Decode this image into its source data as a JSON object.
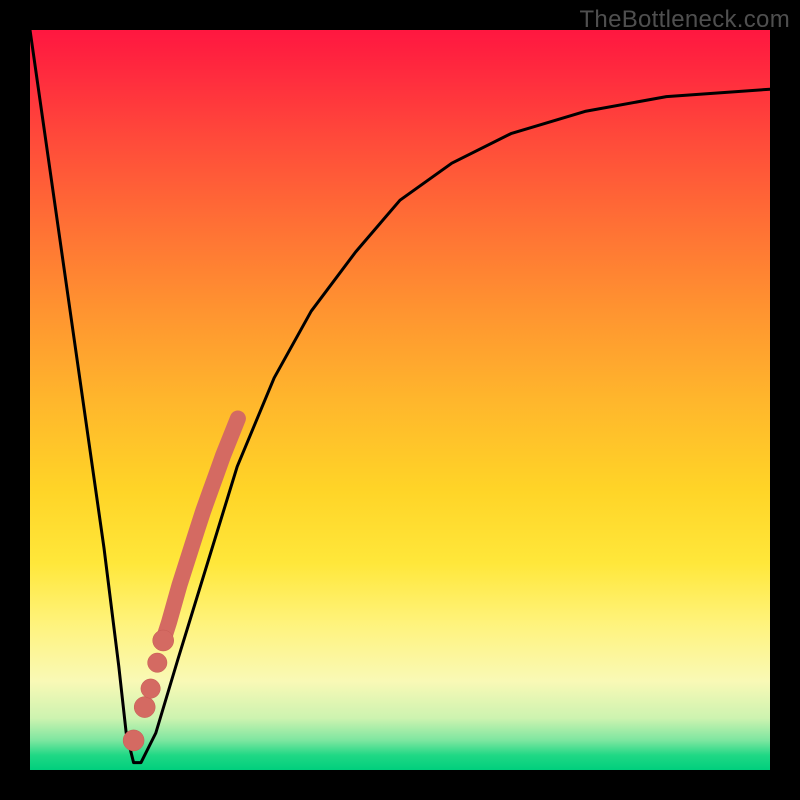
{
  "watermark": "TheBottleneck.com",
  "colors": {
    "frame": "#000000",
    "curve": "#000000",
    "marker_fill": "#d46a62",
    "marker_stroke": "#c65a53"
  },
  "chart_data": {
    "type": "line",
    "title": "",
    "xlabel": "",
    "ylabel": "",
    "xlim": [
      0,
      100
    ],
    "ylim": [
      0,
      100
    ],
    "grid": false,
    "legend": false,
    "series": [
      {
        "name": "bottleneck-curve",
        "x": [
          0,
          2,
          4,
          6,
          8,
          10,
          12,
          13,
          14,
          15,
          17,
          20,
          24,
          28,
          33,
          38,
          44,
          50,
          57,
          65,
          75,
          86,
          100
        ],
        "y": [
          100,
          86,
          72,
          58,
          44,
          30,
          14,
          5,
          1,
          1,
          5,
          15,
          28,
          41,
          53,
          62,
          70,
          77,
          82,
          86,
          89,
          91,
          92
        ]
      }
    ],
    "markers": [
      {
        "x": 14.0,
        "y": 4.0,
        "r": 1.6
      },
      {
        "x": 15.5,
        "y": 8.5,
        "r": 1.6
      },
      {
        "x": 16.3,
        "y": 11.0,
        "r": 1.4
      },
      {
        "x": 17.2,
        "y": 14.5,
        "r": 1.4
      },
      {
        "x": 18.0,
        "y": 17.5,
        "r": 1.6
      },
      {
        "x": 18.8,
        "y": 20.0,
        "r": 1.6
      },
      {
        "x": 19.5,
        "y": 22.5,
        "r": 1.5
      },
      {
        "x": 20.2,
        "y": 25.0,
        "r": 1.5
      },
      {
        "x": 21.0,
        "y": 27.5,
        "r": 1.5
      },
      {
        "x": 21.8,
        "y": 30.0,
        "r": 1.5
      },
      {
        "x": 22.6,
        "y": 32.5,
        "r": 1.5
      },
      {
        "x": 23.4,
        "y": 35.0,
        "r": 1.5
      },
      {
        "x": 24.3,
        "y": 37.5,
        "r": 1.5
      },
      {
        "x": 25.2,
        "y": 40.0,
        "r": 1.5
      },
      {
        "x": 26.1,
        "y": 42.5,
        "r": 1.5
      },
      {
        "x": 27.1,
        "y": 45.0,
        "r": 1.5
      },
      {
        "x": 28.1,
        "y": 47.5,
        "r": 1.5
      }
    ],
    "annotations": []
  }
}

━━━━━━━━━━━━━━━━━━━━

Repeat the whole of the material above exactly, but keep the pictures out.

Decode this image into its source data as a JSON object.
{
  "watermark": "TheBottleneck.com",
  "colors": {
    "frame": "#000000",
    "curve": "#000000",
    "marker_fill": "#d46a62",
    "marker_stroke": "#c65a53"
  },
  "chart_data": {
    "type": "line",
    "title": "",
    "xlabel": "",
    "ylabel": "",
    "xlim": [
      0,
      100
    ],
    "ylim": [
      0,
      100
    ],
    "grid": false,
    "legend": false,
    "series": [
      {
        "name": "bottleneck-curve",
        "x": [
          0,
          2,
          4,
          6,
          8,
          10,
          12,
          13,
          14,
          15,
          17,
          20,
          24,
          28,
          33,
          38,
          44,
          50,
          57,
          65,
          75,
          86,
          100
        ],
        "y": [
          100,
          86,
          72,
          58,
          44,
          30,
          14,
          5,
          1,
          1,
          5,
          15,
          28,
          41,
          53,
          62,
          70,
          77,
          82,
          86,
          89,
          91,
          92
        ]
      }
    ],
    "markers": [
      {
        "x": 14.0,
        "y": 4.0,
        "r": 1.6
      },
      {
        "x": 15.5,
        "y": 8.5,
        "r": 1.6
      },
      {
        "x": 16.3,
        "y": 11.0,
        "r": 1.4
      },
      {
        "x": 17.2,
        "y": 14.5,
        "r": 1.4
      },
      {
        "x": 18.0,
        "y": 17.5,
        "r": 1.6
      },
      {
        "x": 18.8,
        "y": 20.0,
        "r": 1.6
      },
      {
        "x": 19.5,
        "y": 22.5,
        "r": 1.5
      },
      {
        "x": 20.2,
        "y": 25.0,
        "r": 1.5
      },
      {
        "x": 21.0,
        "y": 27.5,
        "r": 1.5
      },
      {
        "x": 21.8,
        "y": 30.0,
        "r": 1.5
      },
      {
        "x": 22.6,
        "y": 32.5,
        "r": 1.5
      },
      {
        "x": 23.4,
        "y": 35.0,
        "r": 1.5
      },
      {
        "x": 24.3,
        "y": 37.5,
        "r": 1.5
      },
      {
        "x": 25.2,
        "y": 40.0,
        "r": 1.5
      },
      {
        "x": 26.1,
        "y": 42.5,
        "r": 1.5
      },
      {
        "x": 27.1,
        "y": 45.0,
        "r": 1.5
      },
      {
        "x": 28.1,
        "y": 47.5,
        "r": 1.5
      }
    ],
    "annotations": []
  }
}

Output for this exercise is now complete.